Wednesday, February 08, 2006

Personal Blog or Corporate Exploitation?

We've had such an interesting discussion of the difference between personal blogging vs. corporate blogging that I had to bring up something I saw the other day. Being the professional wrestling fan that I am, I was surfing the World Wrestling Entertainment website and saw that hardcore legend Mick Foley had his own blog. It's an interesting read, especially if you're one of his millions of fans. But after reading it, I had to ask myself, why is it here? Their's no question that this is a personal blog; Foley talks about meeting WWE diva Stacey Kiebler and his trip to Afghanistan to visit the troops. Why would WWE host this blog instead of Foley posting it on either his own website or some public domain? As a major corporation, WWE would have to have some type of motivation for putting this content on its site.

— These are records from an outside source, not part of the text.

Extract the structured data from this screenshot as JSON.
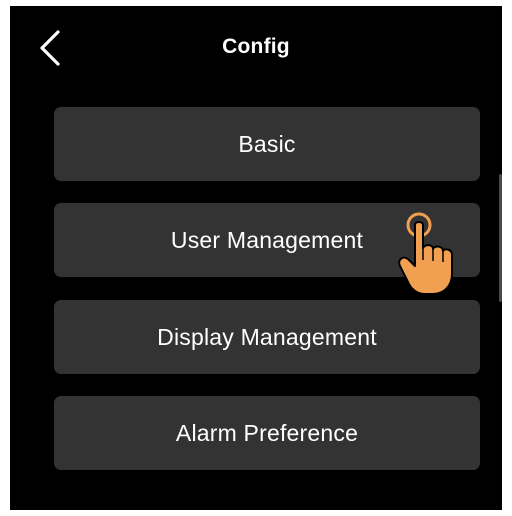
{
  "header": {
    "title": "Config",
    "back_icon": "chevron-left-icon"
  },
  "menu": {
    "items": [
      {
        "label": "Basic"
      },
      {
        "label": "User Management"
      },
      {
        "label": "Display Management"
      },
      {
        "label": "Alarm Preference"
      }
    ]
  },
  "overlay": {
    "pointer_icon": "tap-hand-icon",
    "pointer_color": "#F0A050"
  },
  "colors": {
    "background": "#000000",
    "button": "#333333",
    "text": "#ffffff"
  }
}
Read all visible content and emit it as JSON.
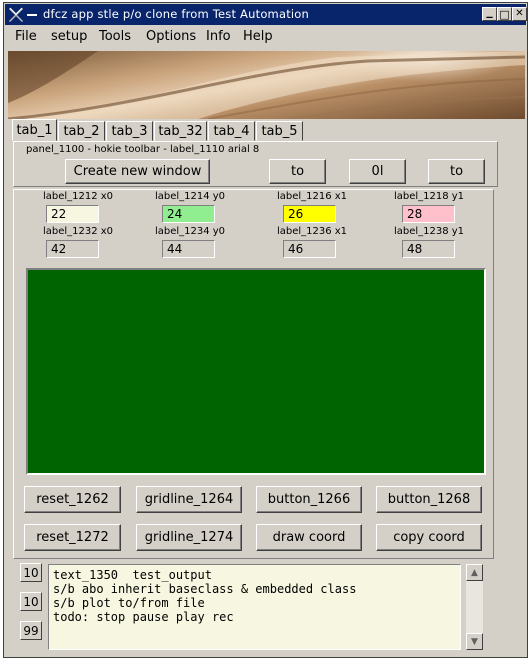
{
  "window": {
    "title": "dfcz app stle p/o clone from Test Automation",
    "controls": {
      "minimize": "▁",
      "maximize": "□",
      "close": "✕"
    }
  },
  "menu": [
    "File",
    "setup",
    "Tools",
    "Options",
    "Info",
    "Help"
  ],
  "banner": {
    "image": "sand-dune-photo"
  },
  "tabs": [
    "tab_1",
    "tab_2",
    "tab_3",
    "tab_32",
    "tab_4",
    "tab_5"
  ],
  "active_tab": "tab_1",
  "toolbar": {
    "title": "panel_1100 - hokie toolbar - label_1110 arial 8",
    "create_window": "Create new window",
    "btn_to1": "to",
    "btn_0l": "0l",
    "btn_to2": "to"
  },
  "coords_row1": [
    {
      "label": "label_1212 x0",
      "value": "22",
      "color": "#f7f7e1"
    },
    {
      "label": "label_1214 y0",
      "value": "24",
      "color": "#90ee90"
    },
    {
      "label": "label_1216 x1",
      "value": "26",
      "color": "#ffff00"
    },
    {
      "label": "label_1218 y1",
      "value": "28",
      "color": "#ffc0cb"
    }
  ],
  "coords_row2": [
    {
      "label": "label_1232 x0",
      "value": "42",
      "color": "#d4d0c8"
    },
    {
      "label": "label_1234 y0",
      "value": "44",
      "color": "#d4d0c8"
    },
    {
      "label": "label_1236 x1",
      "value": "46",
      "color": "#d4d0c8"
    },
    {
      "label": "label_1238 y1",
      "value": "48",
      "color": "#d4d0c8"
    }
  ],
  "canvas": {
    "color": "#006400"
  },
  "buttons_row1": [
    "reset_1262",
    "gridline_1264",
    "button_1266",
    "button_1268"
  ],
  "buttons_row2": [
    "reset_1272",
    "gridline_1274",
    "draw coord",
    "copy coord"
  ],
  "output": {
    "side_buttons": [
      "10",
      "10",
      "99"
    ],
    "text": "text_1350  test_output\ns/b abo inherit baseclass & embedded class\ns/b plot to/from file\ntodo: stop pause play rec"
  }
}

I decided to take a closer look at entertainment companies that utilize blogs and had some interesting results. I found that both the NHL and the NBA have a spot on their website just for blogs. Some of these blogs focus on predictions, thoughts on the games, trends in the sport, etc.
So what's the point? I think what we have here are two very different types of marketing to entertainment fans. As a retired wrestler, Foley isn't in the spotlight much anymore. His blog offers the WWE fans a bit of nostalgia and up-to-date information on one of the sport's biggest superstars. On the otherside, the NHL and NBA blogs offer a great breadth of commentary on what's happening in the sports world. These blogs are almost like written transcripts of what you see when you turn on ESPN; the thoughts on happenings in the league by some of the biggest experts in the field.
I couldn't really find any other examples of utilizing personal blogs by corporations. I just found it interesting that an entertainment corporation like the WWE would put a personal blog up so much. Here's some food for thought; is Foley being exploited? Is he unwillingly being used as a marketing ploy or do you think he's doing it for the notoriety? Should corporations use their spokesperson's blogs as a marketing tool or just stick to the tried and true, boring endorsements? Maybe this is the next level of celebrity marketing. What do you think?